In the embodiments set forth above, cover 100 has a shallow bag-like structure and is formed from a thin film. In an alternate embodiment 300, shown in FIG. 19, the cover is pre-formed into a shape to match the shape of the open end of a pan to be covered. Cover 300 can be formed, for example, by thermoforming from a material having the properties described above but from a thicker film. For example, the film can be approximately five to twenty mils (0.005″ to 0.020″) thick. As shown in FIG. 19, cover 300 includes a planar portion 302 and an edge portion 304. FIG. 20 is a sectional view showing cover 300 fit to pan 200. Edge portion 304 is configured to mate with edge 206 and a flange 205 of pan 200. As illustrated, edge portion 304 has a “U” shaped cross sectional shape to mate with flange 205. Once fitted to a pan, heat may be applied to cover 300 (e.g., by placing the pan and cover combination into a heated oven for cooking) to shrink cover 300 so that it snugly fits and seals the top opening of pan 200.

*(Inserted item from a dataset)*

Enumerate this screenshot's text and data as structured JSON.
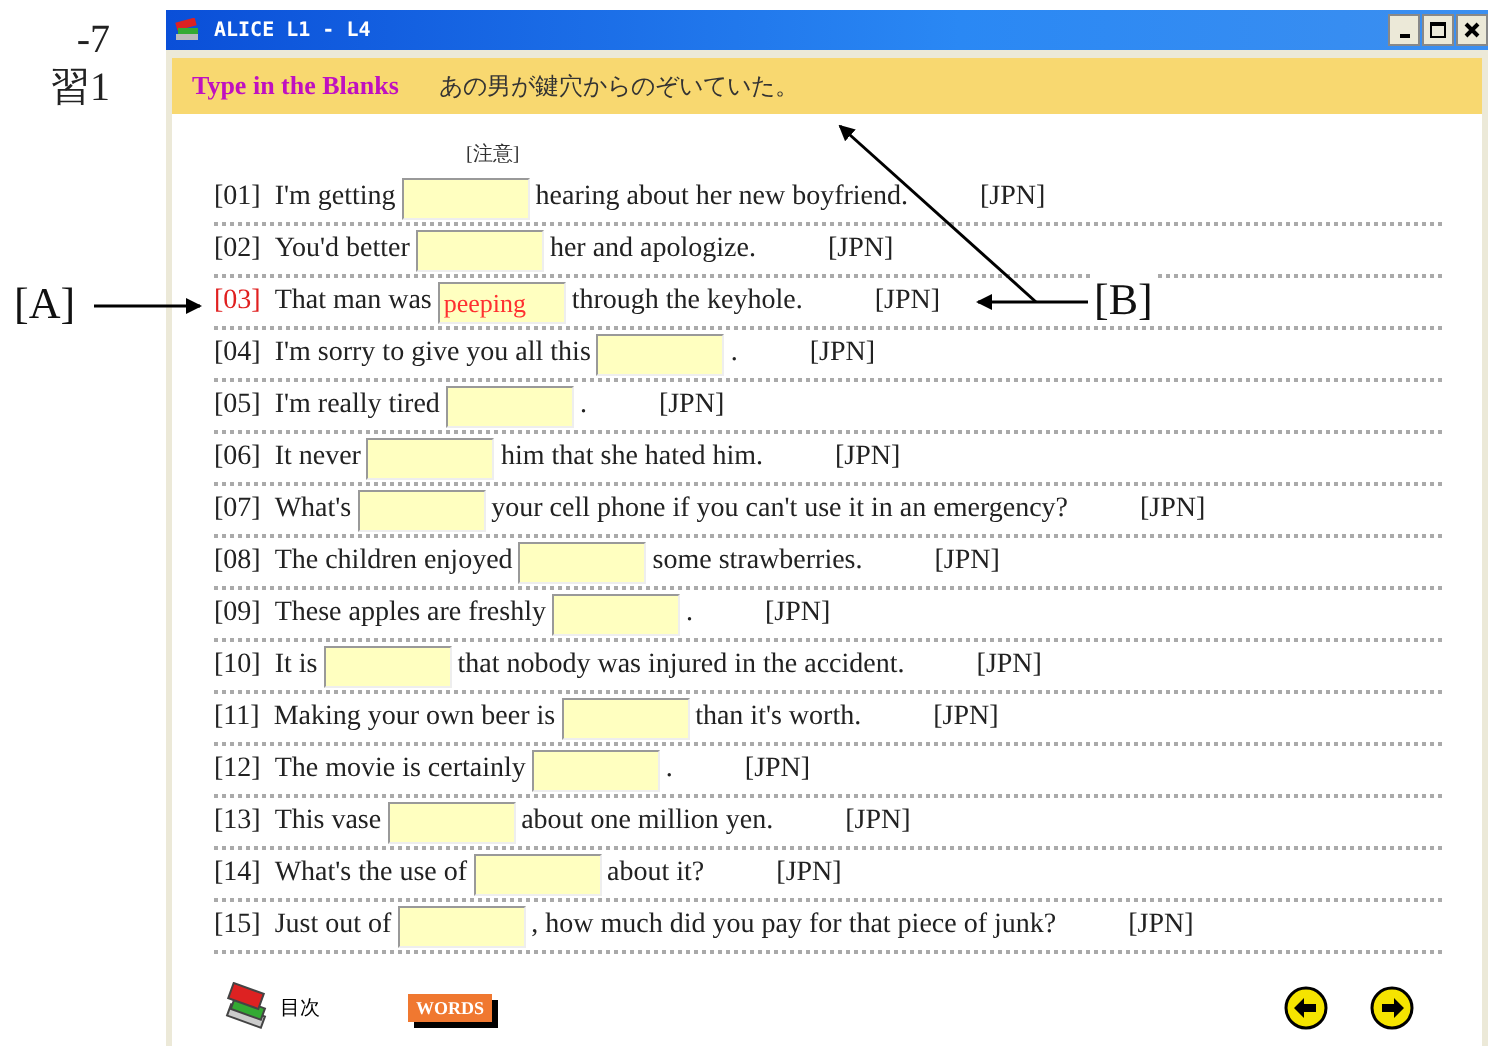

As an example implementation of cover 300 suitable for use with a hotel pan-medium, cover 300 can have dimensions of 21.5″ long by 13.5″ wide with an edge portion having a depth or thickness of 0.25″ to wrap around flange 205. In this example embodiment, cover 300 can be thermoformed from MQ520 film in a thickness of 5 mils (0.005″).

Food containment systems are also contemplated and disclosed herein. A food containment system can include a pan and a pan cover. For example, the pan and pan cover can be any of those described herein. In certain embodiments, the pan cover can include a gusset and be formed from a single layer of heat-shrinkable polymeric material capable of withstanding a temperature of at least about 400 degrees Fahrenheit. The food containment system can be used by placing the pan cover over the pan, as shown, for example, in the food containment systems in FIGS. 3A-3D, 7A-7D, I IA-11D, 15A-15D and 20. The pan cover can be heated (e.g., using a hot air gun such as a handheld hairdryer, using an infrared lamp or by placing the pan/cover system in an oven), causing the pan cover to shrink and seal about the pan, as shown, for example, in the food containment systems in FIGS. 4A-4D, 8A-8D, 12A-12D, and 16A-16D.

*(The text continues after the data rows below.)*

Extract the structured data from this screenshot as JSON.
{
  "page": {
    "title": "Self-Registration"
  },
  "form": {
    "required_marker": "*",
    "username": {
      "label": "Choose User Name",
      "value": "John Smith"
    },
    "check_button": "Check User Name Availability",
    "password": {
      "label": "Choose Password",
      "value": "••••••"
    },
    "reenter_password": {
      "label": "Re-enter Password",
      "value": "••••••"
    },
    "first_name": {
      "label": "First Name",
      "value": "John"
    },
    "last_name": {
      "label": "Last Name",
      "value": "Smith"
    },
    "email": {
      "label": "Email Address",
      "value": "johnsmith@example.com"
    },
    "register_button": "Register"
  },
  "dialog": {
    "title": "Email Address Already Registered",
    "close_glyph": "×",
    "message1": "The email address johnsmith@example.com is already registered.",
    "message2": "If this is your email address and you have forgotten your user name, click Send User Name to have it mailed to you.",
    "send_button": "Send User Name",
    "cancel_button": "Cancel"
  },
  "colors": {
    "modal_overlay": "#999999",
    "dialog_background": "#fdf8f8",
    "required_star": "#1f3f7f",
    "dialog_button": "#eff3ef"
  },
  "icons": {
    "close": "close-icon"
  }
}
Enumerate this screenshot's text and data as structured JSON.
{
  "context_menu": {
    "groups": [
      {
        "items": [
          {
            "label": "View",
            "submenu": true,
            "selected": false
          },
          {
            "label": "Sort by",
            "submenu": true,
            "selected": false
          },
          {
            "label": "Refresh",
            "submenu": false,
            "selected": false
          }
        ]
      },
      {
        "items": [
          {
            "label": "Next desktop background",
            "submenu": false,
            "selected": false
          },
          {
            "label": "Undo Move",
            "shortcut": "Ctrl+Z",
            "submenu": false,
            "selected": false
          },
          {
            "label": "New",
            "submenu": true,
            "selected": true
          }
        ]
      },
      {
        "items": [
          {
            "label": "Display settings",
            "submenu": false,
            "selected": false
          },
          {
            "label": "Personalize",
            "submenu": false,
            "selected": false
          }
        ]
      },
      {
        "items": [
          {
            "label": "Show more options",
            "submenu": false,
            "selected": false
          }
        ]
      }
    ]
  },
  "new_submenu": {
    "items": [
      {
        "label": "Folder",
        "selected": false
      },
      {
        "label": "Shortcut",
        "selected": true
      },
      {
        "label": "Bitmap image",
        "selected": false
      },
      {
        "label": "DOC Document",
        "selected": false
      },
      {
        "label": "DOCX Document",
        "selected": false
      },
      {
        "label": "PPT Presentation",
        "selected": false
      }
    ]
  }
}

Methods of sealing a food pan are also contemplated and disclosed herein. This method includes the steps of: placing food in a food pan; placing a cover over the pan, and heating at least the cover causing it to shrink-fit to the pan. Heating the cover can be accomplished by exposing the cover to cooking temperatures (e.g., at least 300 degrees Fahrenheit), as opposed to “heat sealing” or “welding” techniques known in the art. Sealing the pan cover about the pan can prevent spillage, leakage, or spoilage of the contents inside the pan.

In certain embodiments described herein, the pan cover includes a gusset. The method of sealing a food pan can include opening the bag-like cover to expand the gusset. Expanding the gusset increases a distance between a first lateral wall and second lateral wall of the pan cover. Increasing the distance between the first and second lateral walls improves the fit of the pan cover to the pan.

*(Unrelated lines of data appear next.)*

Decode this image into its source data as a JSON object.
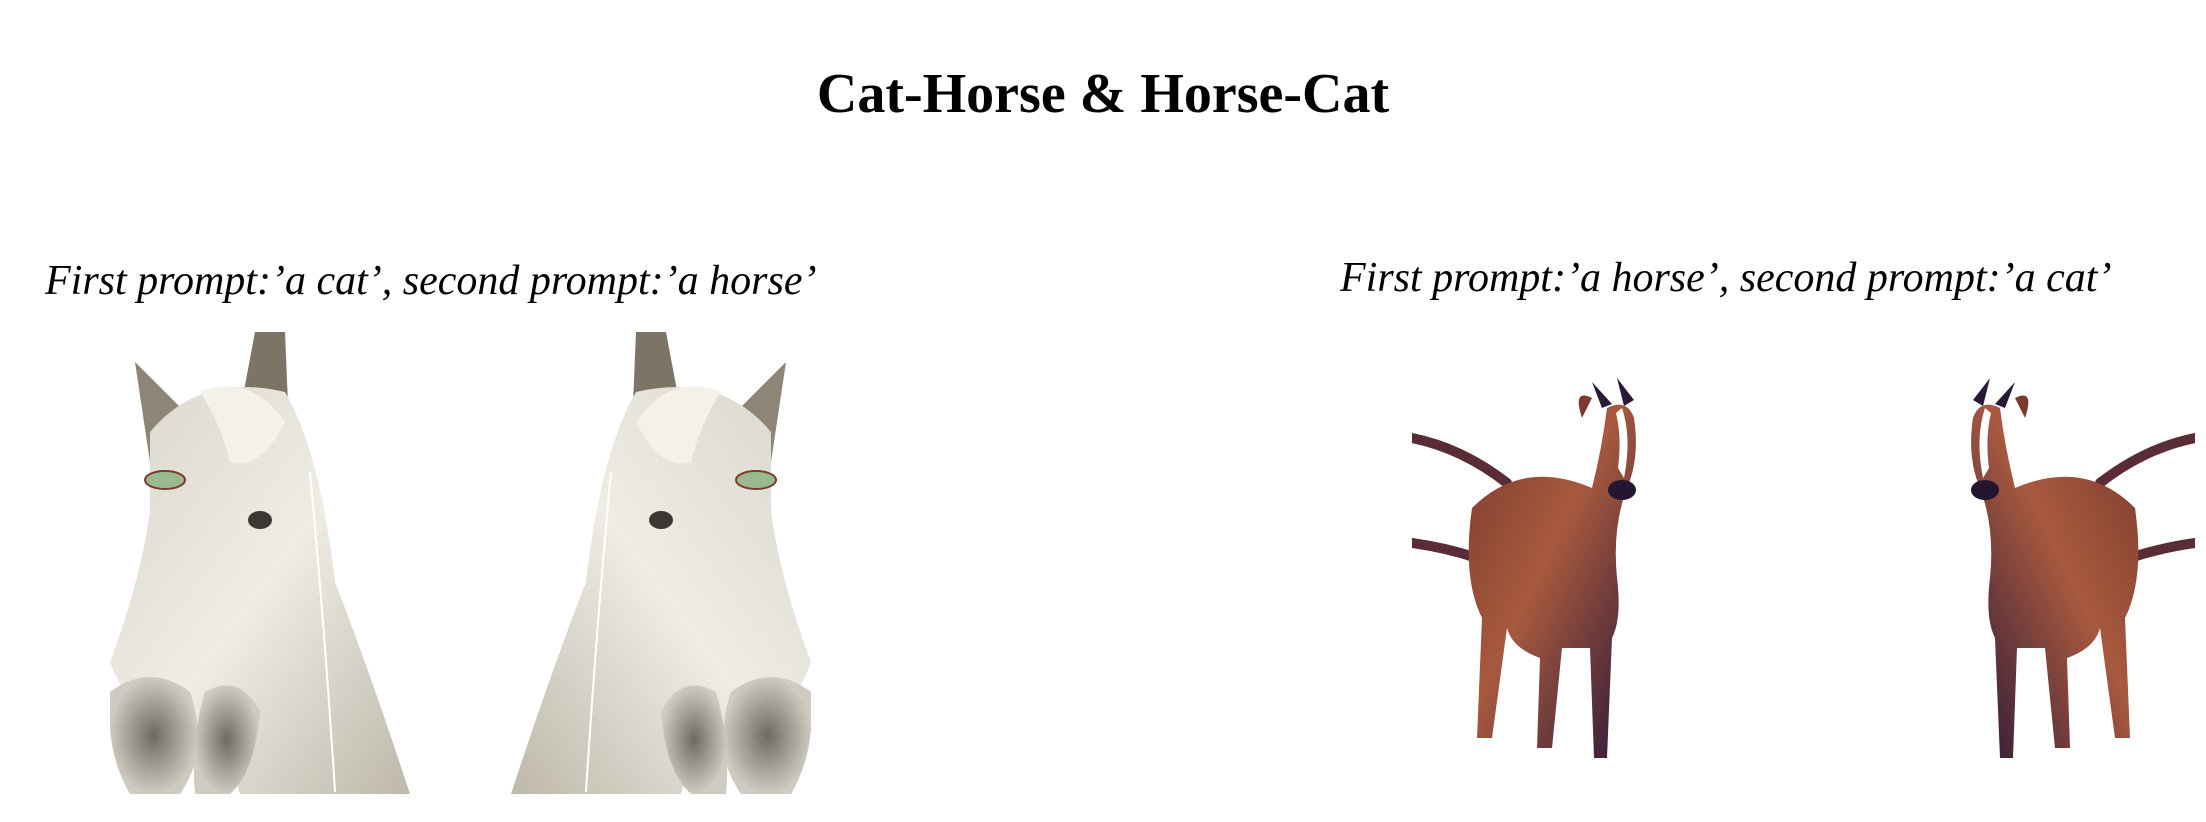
{
  "title": "Cat-Horse & Horse-Cat",
  "panels": [
    {
      "caption": "First prompt:’a cat’, second prompt:’a horse’",
      "images": [
        "cat-horse-image",
        "cat-horse-image-mirrored"
      ]
    },
    {
      "caption": "First prompt:’a horse’, second prompt:’a cat’",
      "images": [
        "horse-cat-image",
        "horse-cat-image-mirrored"
      ]
    }
  ]
}
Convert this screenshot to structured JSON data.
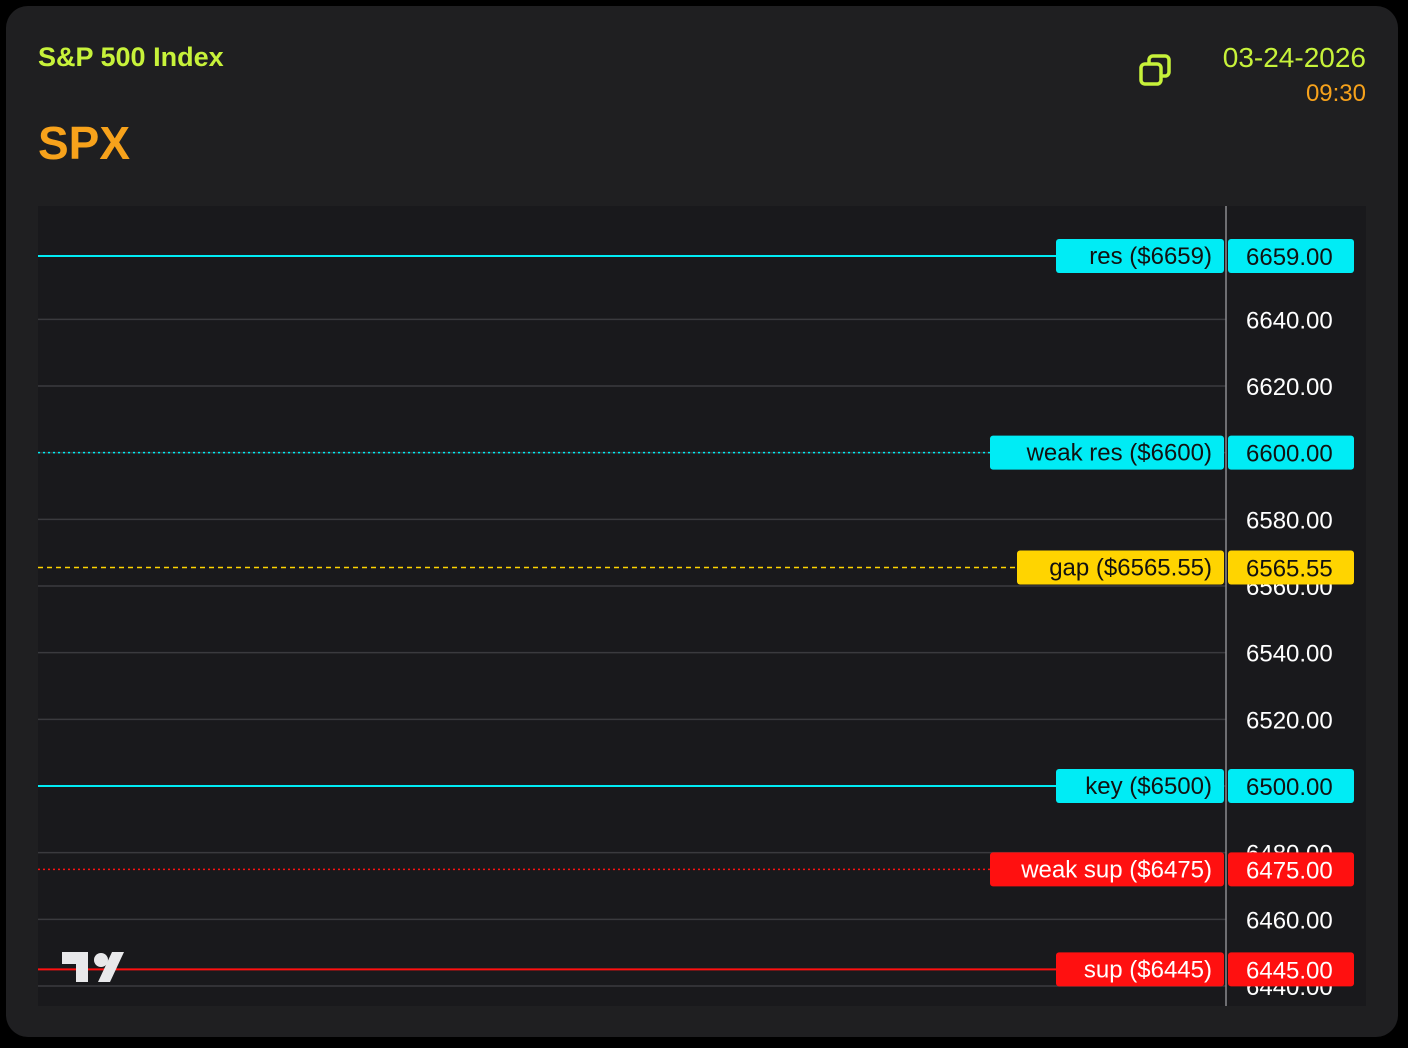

While various embodiments have been described herein, they have been presented by way of example only, and not limitation. It should be apparent that adaptations and modifications are intended to be within the meaning and range of equivalents of the disclosed embodiments, based on the teaching and guidance presented herein. It therefore will be apparent to one skilled in the art that various changes in form and detail can be made to the embodiments disclosed herein without departing from the spirit and scope of the present disclosure. The elements of the embodiments presented herein are not necessarily mutually exclusive, but may be interchanged to meet various needs as would be appreciated by one of skill in the art.

It is to be understood that the phraseology or terminology used herein is for the purpose of description and not of limitation. The breadth and scope of the present disclosure should not be limited by any of the above-described exemplary embodiments, but should be defined only in accordance with the following claims and their equivalents.